Trust me... if I'm there, the local paper is going to be there. They would run like hell to go to press with that story. It would also get picked up (eventually) on the wires, and find its way to the Times, the Post, LA Times, etc. (There's an outside chance that the NY Post and the Washington Times might print it, but it looks bad for the GOP so they might pass.) The point is, if I run straight home and write up a blog entry about this, and the NY Times is using this "new media" and see the story, are they just going to print it? Can you picture the Times running with a front page story on a controversial Pataki quote just on my say so? No... they'll dispatch reporters to the scene, call the local papers, look for other witnesses and, you know... the usual "professional journalism" stuff. Even if I'm correct, what happens to them the first time they run a huge front page story based on an account by some blogger without vetting it first and it turns out to be partisan hackery? They're screwed. Now if Jarvis blogged it, they would very likely already be working on the lede. Why? He's a journalist. There's a difference.

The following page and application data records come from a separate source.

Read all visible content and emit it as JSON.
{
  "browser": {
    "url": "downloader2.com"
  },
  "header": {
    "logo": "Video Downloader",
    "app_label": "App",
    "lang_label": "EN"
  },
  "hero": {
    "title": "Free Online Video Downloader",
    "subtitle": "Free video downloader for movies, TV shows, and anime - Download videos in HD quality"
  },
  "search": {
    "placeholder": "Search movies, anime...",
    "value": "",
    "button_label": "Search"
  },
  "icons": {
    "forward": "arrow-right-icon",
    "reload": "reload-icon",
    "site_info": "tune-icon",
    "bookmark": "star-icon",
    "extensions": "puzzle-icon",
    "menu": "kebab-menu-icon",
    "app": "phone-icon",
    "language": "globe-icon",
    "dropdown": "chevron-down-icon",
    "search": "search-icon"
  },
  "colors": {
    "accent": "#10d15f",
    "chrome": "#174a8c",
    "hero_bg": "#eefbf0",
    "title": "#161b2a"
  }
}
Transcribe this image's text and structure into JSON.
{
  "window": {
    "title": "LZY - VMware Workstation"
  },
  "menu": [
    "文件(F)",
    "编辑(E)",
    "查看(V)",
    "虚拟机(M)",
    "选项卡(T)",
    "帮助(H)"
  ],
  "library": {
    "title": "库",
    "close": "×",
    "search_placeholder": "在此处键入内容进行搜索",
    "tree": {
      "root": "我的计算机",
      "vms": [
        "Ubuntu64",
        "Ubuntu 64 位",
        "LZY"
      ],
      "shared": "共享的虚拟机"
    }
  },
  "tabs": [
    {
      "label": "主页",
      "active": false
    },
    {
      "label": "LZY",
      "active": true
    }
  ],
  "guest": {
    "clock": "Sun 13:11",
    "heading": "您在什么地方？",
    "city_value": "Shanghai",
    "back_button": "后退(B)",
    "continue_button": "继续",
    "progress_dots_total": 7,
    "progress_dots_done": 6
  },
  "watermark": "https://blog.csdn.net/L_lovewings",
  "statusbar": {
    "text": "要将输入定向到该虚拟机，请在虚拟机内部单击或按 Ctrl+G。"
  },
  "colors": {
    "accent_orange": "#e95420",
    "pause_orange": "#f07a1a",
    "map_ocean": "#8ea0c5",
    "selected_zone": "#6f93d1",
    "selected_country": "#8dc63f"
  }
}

Jarvis has some specific complaints about the Times piece linked in the last post. One of them is how the Captain's Quarters blog author is described.
This being The Times, many of the slaps are subtle. When they quote Edward Morrissey of Captains Quarter, who stayed on top of the Jordan story, they make a point of saying he is "a call center manager who lives near Minneapolis" Read: "He's not one of us. He's not a real journalist."
I'm sorry, but... this is an insult somehow? The guy IS a call center manager from Minneapolis. Is he supposed to be ashamed of that? Or is it that the Times is pointing out, by way of identifying the source of the quotes, that Ed Morrissey isn't a professional journalist? Because guess what, Jeff? He's not. He's a call center manager with a blog.

I just read a piece in our local paper this week where the reporter was asking a number of local residents what they thought about a new helicopter contract which a Lockheed Martin received in our area. One of them was answered by, "Linda M. Grocery clerk at Giant supermarket." Was that an insult to Linda? No... they asked her what her job was, and she told them. The story identified where the opinion was coming from. If they had not done that, the reader might be thinking, "Hrmmm... Linda M.... is she from the Department of Defense?" No. She's giving an opinion, just like Ed Morrissey and most all other non-professional-journalist bloggers do.
I'm simply not getting this criticism of the Times at all. They are identifying the sources of quotes. If Jarvis' point is that anyone with a blog should be taken, de facto, as a "member of the media" and treated as such by the MSM, that's a bit too much aggrandizing of the blogosphere for me.